*** Material provided Section Begins ***
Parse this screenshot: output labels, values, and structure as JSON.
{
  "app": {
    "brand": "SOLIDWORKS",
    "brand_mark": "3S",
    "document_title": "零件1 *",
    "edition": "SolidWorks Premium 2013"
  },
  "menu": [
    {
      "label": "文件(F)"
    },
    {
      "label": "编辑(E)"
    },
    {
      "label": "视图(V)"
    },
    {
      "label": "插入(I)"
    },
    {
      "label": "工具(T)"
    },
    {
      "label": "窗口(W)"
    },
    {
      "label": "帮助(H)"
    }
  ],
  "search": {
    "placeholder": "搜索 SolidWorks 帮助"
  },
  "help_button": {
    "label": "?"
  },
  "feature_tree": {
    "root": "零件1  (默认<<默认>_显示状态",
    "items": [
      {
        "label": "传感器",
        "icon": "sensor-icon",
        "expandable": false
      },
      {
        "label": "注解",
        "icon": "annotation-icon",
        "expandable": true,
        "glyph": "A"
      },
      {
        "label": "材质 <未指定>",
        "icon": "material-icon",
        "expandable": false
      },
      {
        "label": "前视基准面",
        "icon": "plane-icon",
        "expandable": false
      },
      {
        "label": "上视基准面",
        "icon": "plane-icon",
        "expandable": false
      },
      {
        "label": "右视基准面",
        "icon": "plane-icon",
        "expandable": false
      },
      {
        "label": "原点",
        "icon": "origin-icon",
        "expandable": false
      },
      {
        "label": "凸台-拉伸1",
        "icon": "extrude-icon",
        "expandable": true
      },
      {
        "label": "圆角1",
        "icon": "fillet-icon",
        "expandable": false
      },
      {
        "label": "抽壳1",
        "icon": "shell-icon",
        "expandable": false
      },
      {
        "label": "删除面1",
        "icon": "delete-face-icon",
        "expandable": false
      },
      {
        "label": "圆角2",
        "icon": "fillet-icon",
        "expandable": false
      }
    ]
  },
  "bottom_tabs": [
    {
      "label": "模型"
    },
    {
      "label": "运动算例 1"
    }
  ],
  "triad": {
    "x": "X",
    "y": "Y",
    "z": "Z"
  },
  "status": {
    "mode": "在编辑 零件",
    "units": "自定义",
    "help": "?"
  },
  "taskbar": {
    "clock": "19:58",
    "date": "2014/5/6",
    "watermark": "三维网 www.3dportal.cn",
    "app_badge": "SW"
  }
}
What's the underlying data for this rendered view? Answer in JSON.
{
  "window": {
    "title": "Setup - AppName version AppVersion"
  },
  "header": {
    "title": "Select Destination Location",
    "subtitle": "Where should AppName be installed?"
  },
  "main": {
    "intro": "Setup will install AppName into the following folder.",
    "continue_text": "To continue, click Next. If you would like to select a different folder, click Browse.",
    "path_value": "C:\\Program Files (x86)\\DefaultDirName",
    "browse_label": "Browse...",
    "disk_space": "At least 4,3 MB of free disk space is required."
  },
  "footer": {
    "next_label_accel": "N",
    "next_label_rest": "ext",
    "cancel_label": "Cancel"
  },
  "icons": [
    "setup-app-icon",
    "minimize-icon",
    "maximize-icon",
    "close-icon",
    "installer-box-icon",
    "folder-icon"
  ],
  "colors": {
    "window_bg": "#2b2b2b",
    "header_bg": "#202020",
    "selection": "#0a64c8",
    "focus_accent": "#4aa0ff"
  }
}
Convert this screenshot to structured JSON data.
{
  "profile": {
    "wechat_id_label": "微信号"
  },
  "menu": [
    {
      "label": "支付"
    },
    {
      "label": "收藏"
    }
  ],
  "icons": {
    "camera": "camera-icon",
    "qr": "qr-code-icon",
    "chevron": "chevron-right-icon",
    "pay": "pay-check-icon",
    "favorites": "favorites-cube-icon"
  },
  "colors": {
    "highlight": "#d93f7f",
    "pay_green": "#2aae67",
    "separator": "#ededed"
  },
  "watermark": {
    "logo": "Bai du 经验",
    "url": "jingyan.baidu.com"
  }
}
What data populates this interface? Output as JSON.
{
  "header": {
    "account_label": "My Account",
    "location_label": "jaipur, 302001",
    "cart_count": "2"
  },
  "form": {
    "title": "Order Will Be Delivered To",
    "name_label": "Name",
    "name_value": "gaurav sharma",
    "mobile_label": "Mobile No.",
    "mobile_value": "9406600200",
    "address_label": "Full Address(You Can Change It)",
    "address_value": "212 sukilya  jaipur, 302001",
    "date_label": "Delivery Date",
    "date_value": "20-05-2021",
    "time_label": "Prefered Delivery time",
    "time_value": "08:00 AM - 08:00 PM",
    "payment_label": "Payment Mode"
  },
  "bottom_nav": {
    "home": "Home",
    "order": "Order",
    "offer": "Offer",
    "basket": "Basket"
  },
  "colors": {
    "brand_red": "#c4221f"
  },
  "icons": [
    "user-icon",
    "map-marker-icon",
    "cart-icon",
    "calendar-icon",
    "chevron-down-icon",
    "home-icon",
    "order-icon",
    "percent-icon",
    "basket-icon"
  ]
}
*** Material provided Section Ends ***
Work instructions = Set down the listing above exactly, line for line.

Answer below =
Parse this screenshot: output labels, values, and structure as JSON.
{
  "app": {
    "brand": "SOLIDWORKS",
    "brand_mark": "3S",
    "document_title": "零件1 *",
    "edition": "SolidWorks Premium 2013"
  },
  "menu": [
    {
      "label": "文件(F)"
    },
    {
      "label": "编辑(E)"
    },
    {
      "label": "视图(V)"
    },
    {
      "label": "插入(I)"
    },
    {
      "label": "工具(T)"
    },
    {
      "label": "窗口(W)"
    },
    {
      "label": "帮助(H)"
    }
  ],
  "search": {
    "placeholder": "搜索 SolidWorks 帮助"
  },
  "help_button": {
    "label": "?"
  },
  "feature_tree": {
    "root": "零件1  (默认<<默认>_显示状态",
    "items": [
      {
        "label": "传感器",
        "icon": "sensor-icon",
        "expandable": false
      },
      {
        "label": "注解",
        "icon": "annotation-icon",
        "expandable": true,
        "glyph": "A"
      },
      {
        "label": "材质 <未指定>",
        "icon": "material-icon",
        "expandable": false
      },
      {
        "label": "前视基准面",
        "icon": "plane-icon",
        "expandable": false
      },
      {
        "label": "上视基准面",
        "icon": "plane-icon",
        "expandable": false
      },
      {
        "label": "右视基准面",
        "icon": "plane-icon",
        "expandable": false
      },
      {
        "label": "原点",
        "icon": "origin-icon",
        "expandable": false
      },
      {
        "label": "凸台-拉伸1",
        "icon": "extrude-icon",
        "expandable": true
      },
      {
        "label": "圆角1",
        "icon": "fillet-icon",
        "expandable": false
      },
      {
        "label": "抽壳1",
        "icon": "shell-icon",
        "expandable": false
      },
      {
        "label": "删除面1",
        "icon": "delete-face-icon",
        "expandable": false
      },
      {
        "label": "圆角2",
        "icon": "fillet-icon",
        "expandable": false
      }
    ]
  },
  "bottom_tabs": [
    {
      "label": "模型"
    },
    {
      "label": "运动算例 1"
    }
  ],
  "triad": {
    "x": "X",
    "y": "Y",
    "z": "Z"
  },
  "status": {
    "mode": "在编辑 零件",
    "units": "自定义",
    "help": "?"
  },
  "taskbar": {
    "clock": "19:58",
    "date": "2014/5/6",
    "watermark": "三维网 www.3dportal.cn",
    "app_badge": "SW"
  }
}
What's the underlying data for this rendered view? Answer in JSON.
{
  "window": {
    "title": "Setup - AppName version AppVersion"
  },
  "header": {
    "title": "Select Destination Location",
    "subtitle": "Where should AppName be installed?"
  },
  "main": {
    "intro": "Setup will install AppName into the following folder.",
    "continue_text": "To continue, click Next. If you would like to select a different folder, click Browse.",
    "path_value": "C:\\Program Files (x86)\\DefaultDirName",
    "browse_label": "Browse...",
    "disk_space": "At least 4,3 MB of free disk space is required."
  },
  "footer": {
    "next_label_accel": "N",
    "next_label_rest": "ext",
    "cancel_label": "Cancel"
  },
  "icons": [
    "setup-app-icon",
    "minimize-icon",
    "maximize-icon",
    "close-icon",
    "installer-box-icon",
    "folder-icon"
  ],
  "colors": {
    "window_bg": "#2b2b2b",
    "header_bg": "#202020",
    "selection": "#0a64c8",
    "focus_accent": "#4aa0ff"
  }
}
Convert this screenshot to structured JSON data.
{
  "profile": {
    "wechat_id_label": "微信号"
  },
  "menu": [
    {
      "label": "支付"
    },
    {
      "label": "收藏"
    }
  ],
  "icons": {
    "camera": "camera-icon",
    "qr": "qr-code-icon",
    "chevron": "chevron-right-icon",
    "pay": "pay-check-icon",
    "favorites": "favorites-cube-icon"
  },
  "colors": {
    "highlight": "#d93f7f",
    "pay_green": "#2aae67",
    "separator": "#ededed"
  },
  "watermark": {
    "logo": "Bai du 经验",
    "url": "jingyan.baidu.com"
  }
}
What data populates this interface? Output as JSON.
{
  "header": {
    "account_label": "My Account",
    "location_label": "jaipur, 302001",
    "cart_count": "2"
  },
  "form": {
    "title": "Order Will Be Delivered To",
    "name_label": "Name",
    "name_value": "gaurav sharma",
    "mobile_label": "Mobile No.",
    "mobile_value": "9406600200",
    "address_label": "Full Address(You Can Change It)",
    "address_value": "212 sukilya  jaipur, 302001",
    "date_label": "Delivery Date",
    "date_value": "20-05-2021",
    "time_label": "Prefered Delivery time",
    "time_value": "08:00 AM - 08:00 PM",
    "payment_label": "Payment Mode"
  },
  "bottom_nav": {
    "home": "Home",
    "order": "Order",
    "offer": "Offer",
    "basket": "Basket"
  },
  "colors": {
    "brand_red": "#c4221f"
  },
  "icons": [
    "user-icon",
    "map-marker-icon",
    "cart-icon",
    "calendar-icon",
    "chevron-down-icon",
    "home-icon",
    "order-icon",
    "percent-icon",
    "basket-icon"
  ]
}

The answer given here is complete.